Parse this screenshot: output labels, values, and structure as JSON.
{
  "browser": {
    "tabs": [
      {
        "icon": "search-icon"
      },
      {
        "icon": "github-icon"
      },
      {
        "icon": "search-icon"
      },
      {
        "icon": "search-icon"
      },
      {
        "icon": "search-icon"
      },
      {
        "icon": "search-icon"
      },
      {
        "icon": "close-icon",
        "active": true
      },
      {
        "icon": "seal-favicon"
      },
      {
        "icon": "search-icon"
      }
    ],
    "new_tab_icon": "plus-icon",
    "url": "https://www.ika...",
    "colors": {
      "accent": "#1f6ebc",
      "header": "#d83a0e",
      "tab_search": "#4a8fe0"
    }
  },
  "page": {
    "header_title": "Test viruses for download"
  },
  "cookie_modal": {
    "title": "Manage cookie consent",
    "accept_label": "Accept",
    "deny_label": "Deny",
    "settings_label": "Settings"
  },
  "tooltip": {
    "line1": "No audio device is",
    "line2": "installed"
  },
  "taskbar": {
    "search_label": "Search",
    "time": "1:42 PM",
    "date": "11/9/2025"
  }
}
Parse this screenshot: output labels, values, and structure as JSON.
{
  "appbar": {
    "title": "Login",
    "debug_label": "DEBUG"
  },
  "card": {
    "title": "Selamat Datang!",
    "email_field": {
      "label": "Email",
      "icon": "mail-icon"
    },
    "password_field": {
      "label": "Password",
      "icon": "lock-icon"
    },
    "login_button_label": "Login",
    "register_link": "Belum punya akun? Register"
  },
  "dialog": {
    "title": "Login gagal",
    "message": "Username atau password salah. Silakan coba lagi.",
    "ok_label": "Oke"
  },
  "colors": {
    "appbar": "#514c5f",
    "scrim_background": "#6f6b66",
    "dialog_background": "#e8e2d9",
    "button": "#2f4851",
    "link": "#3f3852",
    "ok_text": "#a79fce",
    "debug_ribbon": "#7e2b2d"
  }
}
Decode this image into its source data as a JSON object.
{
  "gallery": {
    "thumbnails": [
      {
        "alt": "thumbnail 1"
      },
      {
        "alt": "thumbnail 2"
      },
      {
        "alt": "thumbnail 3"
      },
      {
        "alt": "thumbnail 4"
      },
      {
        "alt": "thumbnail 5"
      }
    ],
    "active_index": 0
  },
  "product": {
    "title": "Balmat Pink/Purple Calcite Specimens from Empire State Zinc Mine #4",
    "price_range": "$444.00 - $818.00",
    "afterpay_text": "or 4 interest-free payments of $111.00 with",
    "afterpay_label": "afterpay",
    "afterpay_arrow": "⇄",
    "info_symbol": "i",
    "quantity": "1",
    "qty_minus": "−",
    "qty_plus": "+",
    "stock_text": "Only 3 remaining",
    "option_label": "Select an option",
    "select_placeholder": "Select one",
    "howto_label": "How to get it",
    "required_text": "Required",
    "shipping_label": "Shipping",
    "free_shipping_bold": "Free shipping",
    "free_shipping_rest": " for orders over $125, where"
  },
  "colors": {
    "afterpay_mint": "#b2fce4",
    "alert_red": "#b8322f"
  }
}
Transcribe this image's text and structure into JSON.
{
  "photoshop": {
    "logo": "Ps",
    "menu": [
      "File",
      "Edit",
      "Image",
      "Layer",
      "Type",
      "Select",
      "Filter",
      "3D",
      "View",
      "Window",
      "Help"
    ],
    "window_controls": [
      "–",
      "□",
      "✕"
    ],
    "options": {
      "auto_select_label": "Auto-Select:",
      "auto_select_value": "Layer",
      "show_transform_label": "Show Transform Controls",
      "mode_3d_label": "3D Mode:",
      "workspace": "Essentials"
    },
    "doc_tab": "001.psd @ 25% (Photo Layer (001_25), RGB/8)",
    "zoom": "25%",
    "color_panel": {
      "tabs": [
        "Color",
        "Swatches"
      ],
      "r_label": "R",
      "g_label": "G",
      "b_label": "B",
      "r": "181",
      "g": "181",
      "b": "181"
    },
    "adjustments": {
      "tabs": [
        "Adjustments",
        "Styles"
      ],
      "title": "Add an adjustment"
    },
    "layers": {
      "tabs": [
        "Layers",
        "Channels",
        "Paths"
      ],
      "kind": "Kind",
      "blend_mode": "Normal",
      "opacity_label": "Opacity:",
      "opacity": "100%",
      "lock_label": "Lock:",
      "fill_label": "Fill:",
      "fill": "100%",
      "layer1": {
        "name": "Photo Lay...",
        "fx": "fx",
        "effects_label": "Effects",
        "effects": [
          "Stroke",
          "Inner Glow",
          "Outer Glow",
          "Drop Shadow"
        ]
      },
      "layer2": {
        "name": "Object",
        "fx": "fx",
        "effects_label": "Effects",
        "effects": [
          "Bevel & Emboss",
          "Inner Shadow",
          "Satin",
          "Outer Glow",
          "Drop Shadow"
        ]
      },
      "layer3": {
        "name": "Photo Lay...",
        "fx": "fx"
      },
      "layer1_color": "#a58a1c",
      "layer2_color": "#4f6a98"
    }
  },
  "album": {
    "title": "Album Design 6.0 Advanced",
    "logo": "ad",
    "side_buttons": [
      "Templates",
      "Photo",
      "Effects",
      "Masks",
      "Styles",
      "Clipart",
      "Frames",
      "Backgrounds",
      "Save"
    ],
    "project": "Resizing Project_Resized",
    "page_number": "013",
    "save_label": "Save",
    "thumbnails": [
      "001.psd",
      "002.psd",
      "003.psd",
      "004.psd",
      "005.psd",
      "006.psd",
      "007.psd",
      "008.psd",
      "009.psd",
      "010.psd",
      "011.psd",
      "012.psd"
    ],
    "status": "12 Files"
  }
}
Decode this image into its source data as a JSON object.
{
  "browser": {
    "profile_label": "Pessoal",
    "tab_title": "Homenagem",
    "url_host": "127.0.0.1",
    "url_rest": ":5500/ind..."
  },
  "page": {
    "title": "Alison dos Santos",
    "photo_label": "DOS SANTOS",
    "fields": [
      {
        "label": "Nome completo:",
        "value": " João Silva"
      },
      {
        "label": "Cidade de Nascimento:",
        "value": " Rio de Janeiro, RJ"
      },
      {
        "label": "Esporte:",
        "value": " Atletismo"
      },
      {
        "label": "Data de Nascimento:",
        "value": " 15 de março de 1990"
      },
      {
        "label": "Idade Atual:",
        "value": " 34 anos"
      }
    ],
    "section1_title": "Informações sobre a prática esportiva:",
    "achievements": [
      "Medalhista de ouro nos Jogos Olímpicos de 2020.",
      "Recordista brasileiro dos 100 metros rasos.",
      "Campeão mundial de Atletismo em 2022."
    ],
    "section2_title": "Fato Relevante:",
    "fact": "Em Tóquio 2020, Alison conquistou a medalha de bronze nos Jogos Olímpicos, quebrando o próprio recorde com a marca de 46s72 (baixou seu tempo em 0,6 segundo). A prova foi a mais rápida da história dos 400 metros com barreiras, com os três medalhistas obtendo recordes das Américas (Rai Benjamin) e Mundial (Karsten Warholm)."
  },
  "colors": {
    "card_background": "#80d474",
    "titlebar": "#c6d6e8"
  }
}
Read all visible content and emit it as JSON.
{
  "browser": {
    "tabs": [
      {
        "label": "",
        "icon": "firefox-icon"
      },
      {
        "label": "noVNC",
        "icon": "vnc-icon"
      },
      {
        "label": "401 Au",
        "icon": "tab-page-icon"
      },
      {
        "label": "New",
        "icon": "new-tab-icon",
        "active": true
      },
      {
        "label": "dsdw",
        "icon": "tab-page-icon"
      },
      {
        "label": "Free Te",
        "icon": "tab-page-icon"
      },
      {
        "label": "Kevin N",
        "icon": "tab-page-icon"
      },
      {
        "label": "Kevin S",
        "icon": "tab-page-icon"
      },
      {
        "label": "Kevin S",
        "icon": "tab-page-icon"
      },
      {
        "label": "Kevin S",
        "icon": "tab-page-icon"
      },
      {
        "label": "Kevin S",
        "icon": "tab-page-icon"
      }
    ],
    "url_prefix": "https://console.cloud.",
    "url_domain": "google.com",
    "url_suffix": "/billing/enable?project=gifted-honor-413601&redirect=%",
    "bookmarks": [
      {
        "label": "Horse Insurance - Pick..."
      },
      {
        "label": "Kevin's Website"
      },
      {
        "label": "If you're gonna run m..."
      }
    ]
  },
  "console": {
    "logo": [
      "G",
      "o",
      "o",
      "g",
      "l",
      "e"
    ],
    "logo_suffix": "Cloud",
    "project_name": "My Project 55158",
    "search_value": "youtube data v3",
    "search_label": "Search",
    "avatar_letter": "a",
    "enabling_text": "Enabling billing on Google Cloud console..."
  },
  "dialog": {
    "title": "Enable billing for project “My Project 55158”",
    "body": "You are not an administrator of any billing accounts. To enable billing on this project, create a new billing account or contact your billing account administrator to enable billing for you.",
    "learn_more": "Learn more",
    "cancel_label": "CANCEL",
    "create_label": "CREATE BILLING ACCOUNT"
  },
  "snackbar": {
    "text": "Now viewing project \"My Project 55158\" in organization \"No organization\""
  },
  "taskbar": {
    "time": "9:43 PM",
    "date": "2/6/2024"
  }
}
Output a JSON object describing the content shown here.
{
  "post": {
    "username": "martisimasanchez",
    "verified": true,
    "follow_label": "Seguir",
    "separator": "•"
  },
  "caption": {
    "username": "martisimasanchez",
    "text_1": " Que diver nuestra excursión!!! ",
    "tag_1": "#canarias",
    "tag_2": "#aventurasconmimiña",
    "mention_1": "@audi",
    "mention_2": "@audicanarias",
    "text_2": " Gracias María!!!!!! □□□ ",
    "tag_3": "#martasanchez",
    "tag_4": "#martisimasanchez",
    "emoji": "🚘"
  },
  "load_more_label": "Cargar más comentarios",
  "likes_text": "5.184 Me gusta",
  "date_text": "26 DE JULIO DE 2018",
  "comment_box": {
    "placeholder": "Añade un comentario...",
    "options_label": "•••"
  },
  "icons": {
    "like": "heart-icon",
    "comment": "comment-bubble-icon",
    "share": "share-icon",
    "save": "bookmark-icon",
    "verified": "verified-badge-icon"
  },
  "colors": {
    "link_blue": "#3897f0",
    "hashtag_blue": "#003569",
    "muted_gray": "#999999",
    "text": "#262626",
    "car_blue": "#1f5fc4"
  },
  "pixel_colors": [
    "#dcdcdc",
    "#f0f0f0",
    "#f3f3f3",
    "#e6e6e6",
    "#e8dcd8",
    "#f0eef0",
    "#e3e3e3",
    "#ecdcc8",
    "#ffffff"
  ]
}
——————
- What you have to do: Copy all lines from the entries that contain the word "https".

- Finished exercise:
    "url": "https://www.ika...",
    "url_prefix": "https://console.cloud.",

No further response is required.